 On February 16 [2009], the US Secretary of State Hillary Clinton visited Japan. Japan and the US signed an agreement covering the movement of American forces on Okinawa (Ryuku Islands) to Guam. The signing of this agreement is a big turnaround in the US strategy toward Japan. It makes clear that the US is releasing the Japanese tiger that has been locked up for 60 years. People still don’t recognize the importance of this agreement. What is Okinawa? It was originally Ryuku. The Song of the Seven Sons [poem by Wen Yiduo, an early 20th century poet ], which deplores [the loss of] Taiwan, says, “We are a string of pearls beaten out by the East Sea. Ryuku is my younger brother. I am Taiwan…”Chinese people not only see the Ryukus as China’s children, but Americans also think of them this way. Following WWII, the US offered to return the Ryukus to Chiang Kai-shek’s China twice. The condition was that China had to send the expeditionary force of Sun Liren to occupy Japan. On the one hand, Chiang was thinking about the [Chinese] civil war, and, on the other, he was worried that this would give him trouble with Japan later. Therefore, he did not respond. Afterword, the US put its own army there. Based on American observations of which country – Japan or China – would become an ally of the US, the US would make its decision on who to give Okinawa to. The US has decided to give them to Japan.

Would it matter to Dai that, on the eve of their absorption into Japan, the Ryukus were an independent kingdom that China had just as little right to as Japan had? Certainly not! Once Okinawa was taken, perhaps he would move on to Annam (which, incidentally, means the Pacified South). North Vietnam was a Chinese possession for over 800 years. With the South China Sea converted into a Chinese lake, the Vietnamese, who have fought several defensive wars against China since the establishment of the first Vietnamese empire, could be forgiven for worrying about their fate. And next would be….Certainly this is wild speculation. It is meant to suggest not what definitely would happen if China controlled Taiwan but what could happen. 

So what does this long digression have to do with India? India is a continental power with a growing navy in the midst of a complicated security environment. While the country is indeed preoccupied with its longstanding Maoist insurgency and its rivalry with Pakistan (therefore inclined to think locally or, at the most, regionally), India is no stranger to the security challenge posed by China – a benefactor of Pakistan, a claimant to Arunachal Pradesh and Aksai Chin, and a rival naval state with eyes on the Indian Ocean. Clinton’s public call for India to lead may have earned her brownie points in New Delhi, but New Delhi hardly needed Clinton’s urging to start asserting its leadership. In fact, an Indo-Chinese rivalry for Asian leadership is already underway.

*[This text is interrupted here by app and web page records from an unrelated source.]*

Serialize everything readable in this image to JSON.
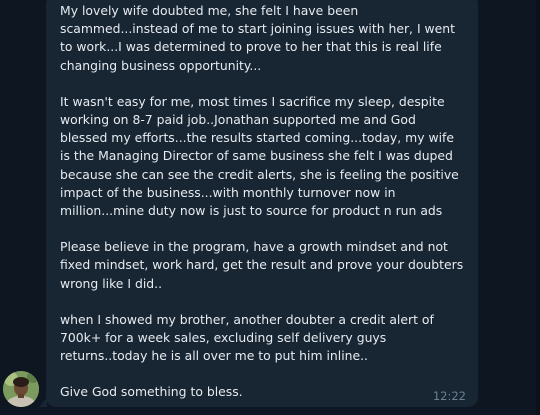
{
  "message": {
    "paragraphs": [
      "My lovely wife doubted me, she felt I have been scammed...instead of me to start joining issues with her, I went to work...I was determined to prove to her that this is real life changing business opportunity...",
      "It wasn't easy for me, most times I sacrifice my sleep, despite working on 8-7 paid job..Jonathan supported me and God blessed my efforts...the results started coming...today, my wife is the Managing Director of same business she felt I was duped because she can see the credit alerts, she is feeling the positive impact of the business...with monthly turnover now in million...mine duty now is just to source for product n run ads",
      "Please believe in the program, have a growth mindset and not fixed mindset, work hard, get the result and prove your doubters wrong like I did..",
      "when I showed my brother, another doubter a credit alert of 700k+ for a week sales, excluding self delivery guys returns..today he is all over me to put him inline..",
      "Give God something to bless."
    ],
    "time": "12:22"
  },
  "colors": {
    "background": "#0e1621",
    "bubble": "#182533",
    "text": "#e6ebf0",
    "time": "#6d7f8f"
  },
  "icons": {
    "avatar": "sender-avatar"
  }
}
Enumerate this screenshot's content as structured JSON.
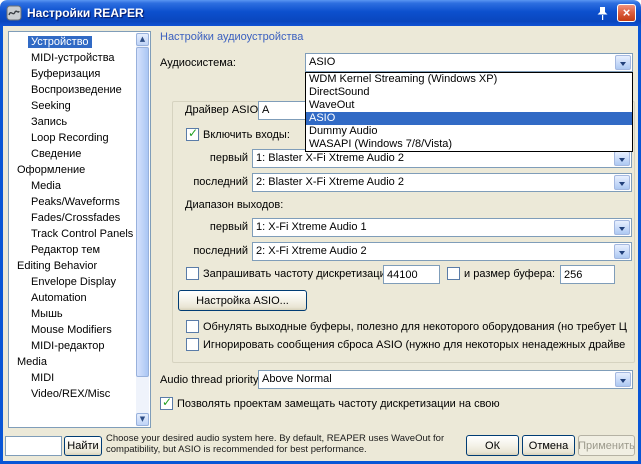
{
  "window": {
    "title": "Настройки REAPER"
  },
  "colors": {
    "selection": "#316AC5",
    "titlebar": "#0855D6",
    "section_header": "#3A5FBF",
    "check_green": "#21A121"
  },
  "sidebar": {
    "items": [
      {
        "label": "Устройство",
        "indent": 1,
        "selected": true
      },
      {
        "label": "MIDI-устройства",
        "indent": 1,
        "selected": false
      },
      {
        "label": "Буферизация",
        "indent": 1,
        "selected": false
      },
      {
        "label": "Воспроизведение",
        "indent": 1,
        "selected": false
      },
      {
        "label": "Seeking",
        "indent": 1,
        "selected": false
      },
      {
        "label": "Запись",
        "indent": 1,
        "selected": false
      },
      {
        "label": "Loop Recording",
        "indent": 1,
        "selected": false
      },
      {
        "label": "Сведение",
        "indent": 1,
        "selected": false
      },
      {
        "label": "Оформление",
        "indent": 0,
        "selected": false
      },
      {
        "label": "Media",
        "indent": 1,
        "selected": false
      },
      {
        "label": "Peaks/Waveforms",
        "indent": 1,
        "selected": false
      },
      {
        "label": "Fades/Crossfades",
        "indent": 1,
        "selected": false
      },
      {
        "label": "Track Control Panels",
        "indent": 1,
        "selected": false
      },
      {
        "label": "Редактор тем",
        "indent": 1,
        "selected": false
      },
      {
        "label": "Editing Behavior",
        "indent": 0,
        "selected": false
      },
      {
        "label": "Envelope Display",
        "indent": 1,
        "selected": false
      },
      {
        "label": "Automation",
        "indent": 1,
        "selected": false
      },
      {
        "label": "Мышь",
        "indent": 1,
        "selected": false
      },
      {
        "label": "Mouse Modifiers",
        "indent": 1,
        "selected": false
      },
      {
        "label": "MIDI-редактор",
        "indent": 1,
        "selected": false
      },
      {
        "label": "Media",
        "indent": 0,
        "selected": false
      },
      {
        "label": "MIDI",
        "indent": 1,
        "selected": false
      },
      {
        "label": "Video/REX/Misc",
        "indent": 1,
        "selected": false
      }
    ]
  },
  "main": {
    "section_title": "Настройки аудиоустройства",
    "audio_system": {
      "label": "Аудиосистема:",
      "value": "ASIO",
      "options": [
        "WDM Kernel Streaming (Windows XP)",
        "DirectSound",
        "WaveOut",
        "ASIO",
        "Dummy Audio",
        "WASAPI (Windows 7/8/Vista)"
      ],
      "selected_index": 3
    },
    "asio": {
      "driver_label": "Драйвер ASIO:",
      "driver_value_visible": "A",
      "enable_inputs_label": "Включить входы:",
      "enable_inputs_checked": true,
      "first_label": "первый",
      "last_label": "последний",
      "input_first_value": "1: Blaster X-Fi Xtreme Audio 2",
      "input_last_value": "2: Blaster X-Fi Xtreme Audio 2",
      "output_range_label": "Диапазон выходов:",
      "output_first_value": "1: X-Fi Xtreme Audio 1",
      "output_last_value": "2: X-Fi Xtreme Audio 2",
      "request_samplerate_label": "Запрашивать частоту дискретизации:",
      "request_samplerate_checked": false,
      "samplerate_value": "44100",
      "buffer_label": "и размер буфера:",
      "buffer_checked": false,
      "buffer_value": "256",
      "asio_config_button": "Настройка ASIO...",
      "zero_buffers_label": "Обнулять выходные буферы, полезно для некоторого оборудования (но требует Ц",
      "zero_buffers_checked": false,
      "ignore_reset_label": "Игнорировать сообщения сброса ASIO (нужно для некоторых ненадежных драйве",
      "ignore_reset_checked": false
    },
    "thread_priority": {
      "label": "Audio thread priority:",
      "value": "Above Normal"
    },
    "allow_override_label": "Позволять проектам замещать частоту дискретизации на свою",
    "allow_override_checked": true
  },
  "footer": {
    "search_value": "",
    "find_button": "Найти",
    "help_text": "Choose your desired audio system here. By default, REAPER uses WaveOut for compatibility, but ASIO is recommended for best performance.",
    "ok_button": "ОК",
    "cancel_button": "Отмена",
    "apply_button": "Применить"
  }
}
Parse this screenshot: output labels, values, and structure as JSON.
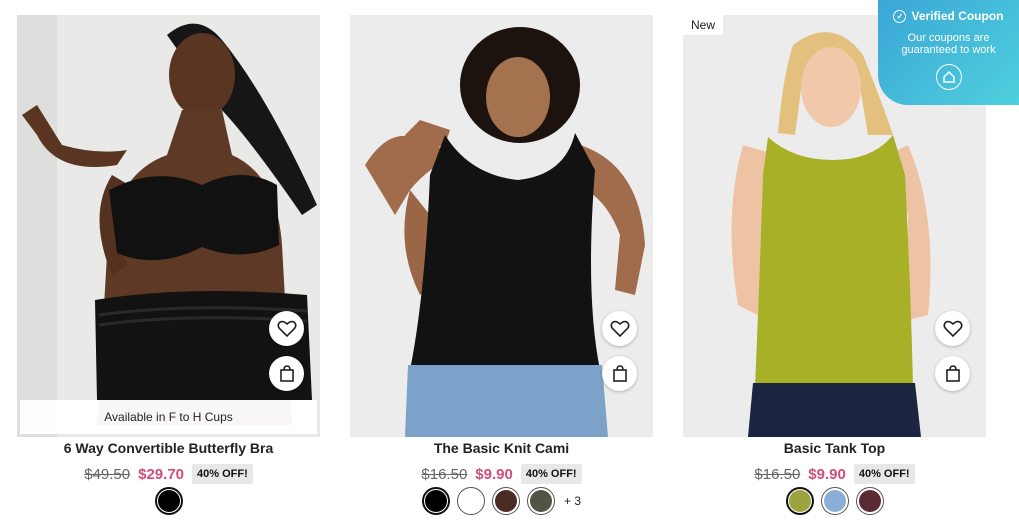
{
  "products": [
    {
      "name": "6 Way Convertible Butterfly Bra",
      "old_price": "$49.50",
      "price": "$29.70",
      "discount": "40% OFF!",
      "note": "Available in F to H Cups",
      "badge": "",
      "swatches": [
        "#000000"
      ],
      "more_colors": ""
    },
    {
      "name": "The Basic Knit Cami",
      "old_price": "$16.50",
      "price": "$9.90",
      "discount": "40% OFF!",
      "note": "",
      "badge": "",
      "swatches": [
        "#000000",
        "#ffffff",
        "#4a2a25",
        "#505545"
      ],
      "more_colors": "+ 3"
    },
    {
      "name": "Basic Tank Top",
      "old_price": "$16.50",
      "price": "$9.90",
      "discount": "40% OFF!",
      "note": "",
      "badge": "New",
      "swatches": [
        "#9aa53f",
        "#8aaed8",
        "#5a2a35"
      ],
      "more_colors": ""
    }
  ],
  "coupon": {
    "title": "Verified Coupon",
    "text": "Our coupons are guaranteed to work"
  },
  "icons": {
    "wishlist": "heart-icon",
    "add_to_bag": "shopping-bag-icon",
    "verified": "check-circle-icon",
    "coupon_logo": "house-logo-icon"
  },
  "colors": {
    "sale_price": "#d24d7c",
    "coupon_gradient_start": "#3aa6d6",
    "coupon_gradient_end": "#4fd0dd"
  }
}
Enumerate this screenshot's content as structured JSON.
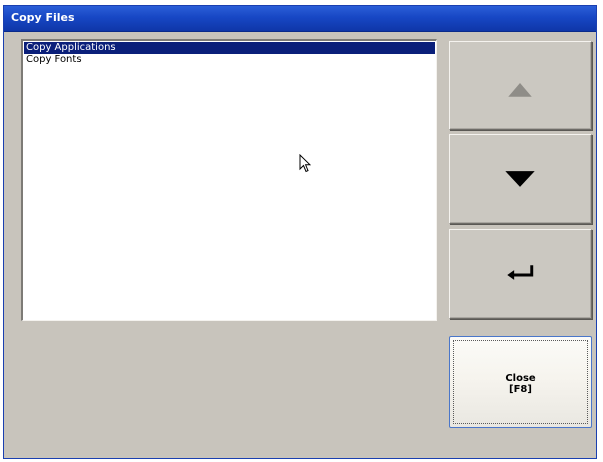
{
  "window": {
    "title": "Copy Files"
  },
  "list": {
    "items": [
      {
        "label": "Copy Applications",
        "selected": true
      },
      {
        "label": "Copy Fonts",
        "selected": false
      }
    ]
  },
  "buttons": {
    "up_icon": "up-triangle-icon",
    "down_icon": "down-triangle-icon",
    "enter_icon": "enter-arrow-icon",
    "close_label": "Close",
    "close_shortcut": "[F8]"
  },
  "colors": {
    "titlebar": "#1747c4",
    "selection": "#0a1f7a",
    "background": "#c8c4bc"
  }
}
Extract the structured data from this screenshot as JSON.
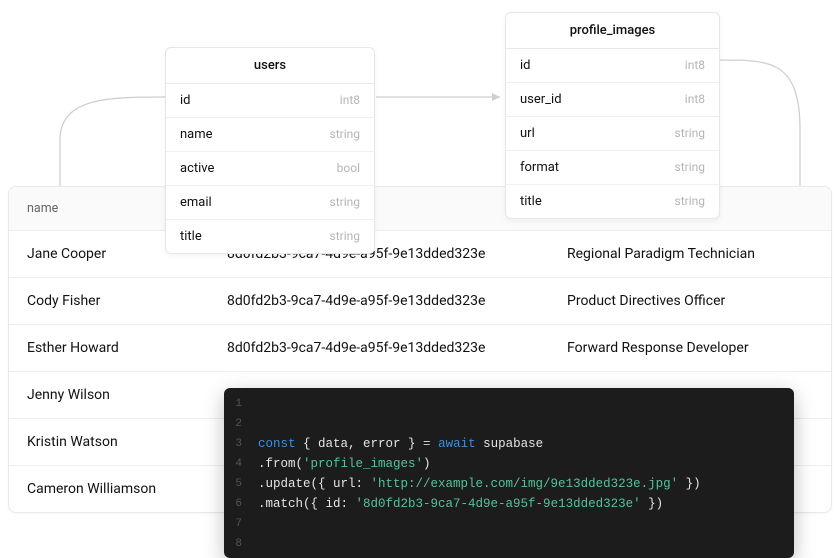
{
  "schema": {
    "users": {
      "title": "users",
      "rows": [
        {
          "name": "id",
          "type": "int8"
        },
        {
          "name": "name",
          "type": "string"
        },
        {
          "name": "active",
          "type": "bool"
        },
        {
          "name": "email",
          "type": "string"
        },
        {
          "name": "title",
          "type": "string"
        }
      ]
    },
    "profile_images": {
      "title": "profile_images",
      "rows": [
        {
          "name": "id",
          "type": "int8"
        },
        {
          "name": "user_id",
          "type": "int8"
        },
        {
          "name": "url",
          "type": "string"
        },
        {
          "name": "format",
          "type": "string"
        },
        {
          "name": "title",
          "type": "string"
        }
      ]
    }
  },
  "table": {
    "header": "name",
    "rows": [
      {
        "name": "Jane Cooper",
        "uuid": "8d0fd2b3-9ca7-4d9e-a95f-9e13dded323e",
        "title": "Regional Paradigm Technician"
      },
      {
        "name": "Cody Fisher",
        "uuid": "8d0fd2b3-9ca7-4d9e-a95f-9e13dded323e",
        "title": "Product Directives Officer"
      },
      {
        "name": "Esther Howard",
        "uuid": "8d0fd2b3-9ca7-4d9e-a95f-9e13dded323e",
        "title": "Forward Response Developer"
      },
      {
        "name": "Jenny Wilson",
        "uuid": "",
        "title": ""
      },
      {
        "name": "Kristin Watson",
        "uuid": "",
        "title": ""
      },
      {
        "name": "Cameron Williamson",
        "uuid": "",
        "title": ""
      }
    ]
  },
  "code": {
    "tokens": [
      [],
      [],
      [
        {
          "t": "kw",
          "v": "const"
        },
        {
          "t": "plain",
          "v": " { data, error } "
        },
        {
          "t": "punc",
          "v": "="
        },
        {
          "t": "plain",
          "v": " "
        },
        {
          "t": "kw",
          "v": "await"
        },
        {
          "t": "plain",
          "v": " supabase"
        }
      ],
      [
        {
          "t": "plain",
          "v": ".from("
        },
        {
          "t": "str",
          "v": "'profile_images'"
        },
        {
          "t": "plain",
          "v": ")"
        }
      ],
      [
        {
          "t": "plain",
          "v": ".update({ url: "
        },
        {
          "t": "str",
          "v": "'http://example.com/img/9e13dded323e.jpg'"
        },
        {
          "t": "plain",
          "v": " })"
        }
      ],
      [
        {
          "t": "plain",
          "v": ".match({ id: "
        },
        {
          "t": "str",
          "v": "'8d0fd2b3-9ca7-4d9e-a95f-9e13dded323e'"
        },
        {
          "t": "plain",
          "v": " })"
        }
      ],
      [],
      []
    ]
  }
}
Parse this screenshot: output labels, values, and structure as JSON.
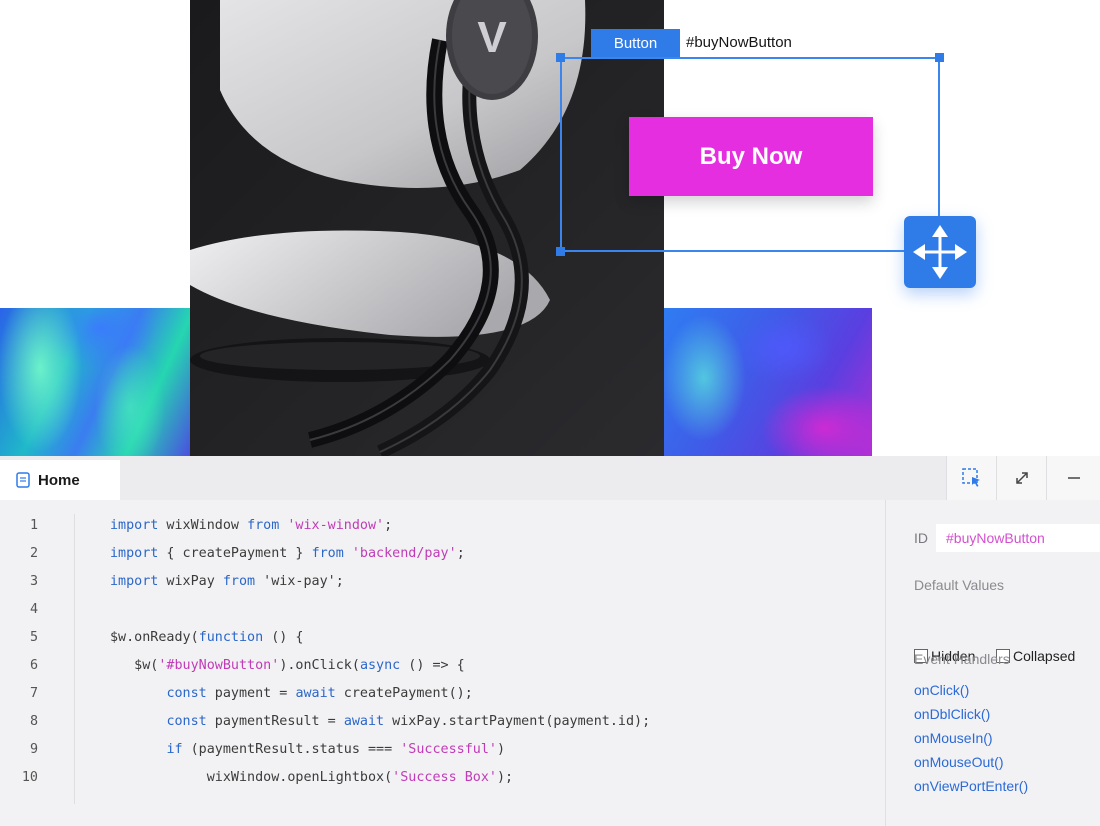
{
  "canvas": {
    "element_type_tag": "Button",
    "element_id_tag": "#buyNowButton",
    "buy_now_label": "Buy Now",
    "product_logo_letter": "V"
  },
  "code_panel": {
    "tab_label": "Home",
    "toolbar": {
      "select_icon": "select-element-icon",
      "expand_icon": "expand-icon",
      "minimize_icon": "minimize-icon"
    },
    "code_lines": [
      {
        "n": "1",
        "tokens": [
          {
            "t": "import",
            "c": "kw"
          },
          {
            "t": " wixWindow ",
            "c": "txt"
          },
          {
            "t": "from",
            "c": "kw"
          },
          {
            "t": " ",
            "c": "txt"
          },
          {
            "t": "'wix-window'",
            "c": "str"
          },
          {
            "t": ";",
            "c": "txt"
          }
        ]
      },
      {
        "n": "2",
        "tokens": [
          {
            "t": "import",
            "c": "kw"
          },
          {
            "t": " { createPayment } ",
            "c": "txt"
          },
          {
            "t": "from",
            "c": "kw"
          },
          {
            "t": " ",
            "c": "txt"
          },
          {
            "t": "'backend/pay'",
            "c": "str"
          },
          {
            "t": ";",
            "c": "txt"
          }
        ]
      },
      {
        "n": "3",
        "tokens": [
          {
            "t": "import",
            "c": "kw"
          },
          {
            "t": " wixPay ",
            "c": "txt"
          },
          {
            "t": "from",
            "c": "kw"
          },
          {
            "t": " 'wix-pay';",
            "c": "txt"
          }
        ]
      },
      {
        "n": "4",
        "tokens": []
      },
      {
        "n": "5",
        "tokens": [
          {
            "t": "$w.onReady(",
            "c": "txt"
          },
          {
            "t": "function",
            "c": "kw"
          },
          {
            "t": " () {",
            "c": "txt"
          }
        ]
      },
      {
        "n": "6",
        "tokens": [
          {
            "t": "   $w(",
            "c": "txt"
          },
          {
            "t": "'#buyNowButton'",
            "c": "str"
          },
          {
            "t": ").onClick(",
            "c": "txt"
          },
          {
            "t": "async",
            "c": "kw"
          },
          {
            "t": " () => {",
            "c": "txt"
          }
        ]
      },
      {
        "n": "7",
        "tokens": [
          {
            "t": "       ",
            "c": "txt"
          },
          {
            "t": "const",
            "c": "kw"
          },
          {
            "t": " payment = ",
            "c": "txt"
          },
          {
            "t": "await",
            "c": "kw"
          },
          {
            "t": " createPayment();",
            "c": "txt"
          }
        ]
      },
      {
        "n": "8",
        "tokens": [
          {
            "t": "       ",
            "c": "txt"
          },
          {
            "t": "const",
            "c": "kw"
          },
          {
            "t": " paymentResult = ",
            "c": "txt"
          },
          {
            "t": "await",
            "c": "kw"
          },
          {
            "t": " wixPay.startPayment(payment.id);",
            "c": "txt"
          }
        ]
      },
      {
        "n": "9",
        "tokens": [
          {
            "t": "       ",
            "c": "txt"
          },
          {
            "t": "if",
            "c": "kw"
          },
          {
            "t": " (paymentResult.status === ",
            "c": "txt"
          },
          {
            "t": "'Successful'",
            "c": "str"
          },
          {
            "t": ")",
            "c": "txt"
          }
        ]
      },
      {
        "n": "10",
        "tokens": [
          {
            "t": "            wixWindow.openLightbox(",
            "c": "txt"
          },
          {
            "t": "'Success Box'",
            "c": "str"
          },
          {
            "t": ");",
            "c": "txt"
          }
        ]
      }
    ]
  },
  "properties": {
    "id_label": "ID",
    "id_value": "#buyNowButton",
    "default_values_label": "Default Values",
    "hidden_label": "Hidden",
    "collapsed_label": "Collapsed",
    "event_handlers_label": "Event Handlers",
    "handlers": [
      "onClick()",
      "onDblClick()",
      "onMouseIn()",
      "onMouseOut()",
      "onViewPortEnter()"
    ]
  },
  "colors": {
    "accent_blue": "#2f7be8",
    "button_magenta": "#e52ee0",
    "keyword_blue": "#2b67c9",
    "string_magenta": "#c13bb8"
  }
}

Herein lies the irony of Clinton’s appeal to the Hindu Tiger. The Obama Administration is going to great lengths to court a power that already shares much of America’s strategic vision. Yet it is willing to neglect a partner on China’s very doorstep – one that, if overcome, would seriously handicap the US' stated aim of maintaining freedom of navigation throughout Asia. In the tapestry of America’s preferred Asian security framework, loose threads continue to protrude around Taiwan. If this situation continues, the day will come when China will need only to tug hard enough to cause the whole rug to unravel. 

Instead of failing to see the forest for the trees, it seems the US is failing to see an important tree for the forest.

No comments:

Post a Comment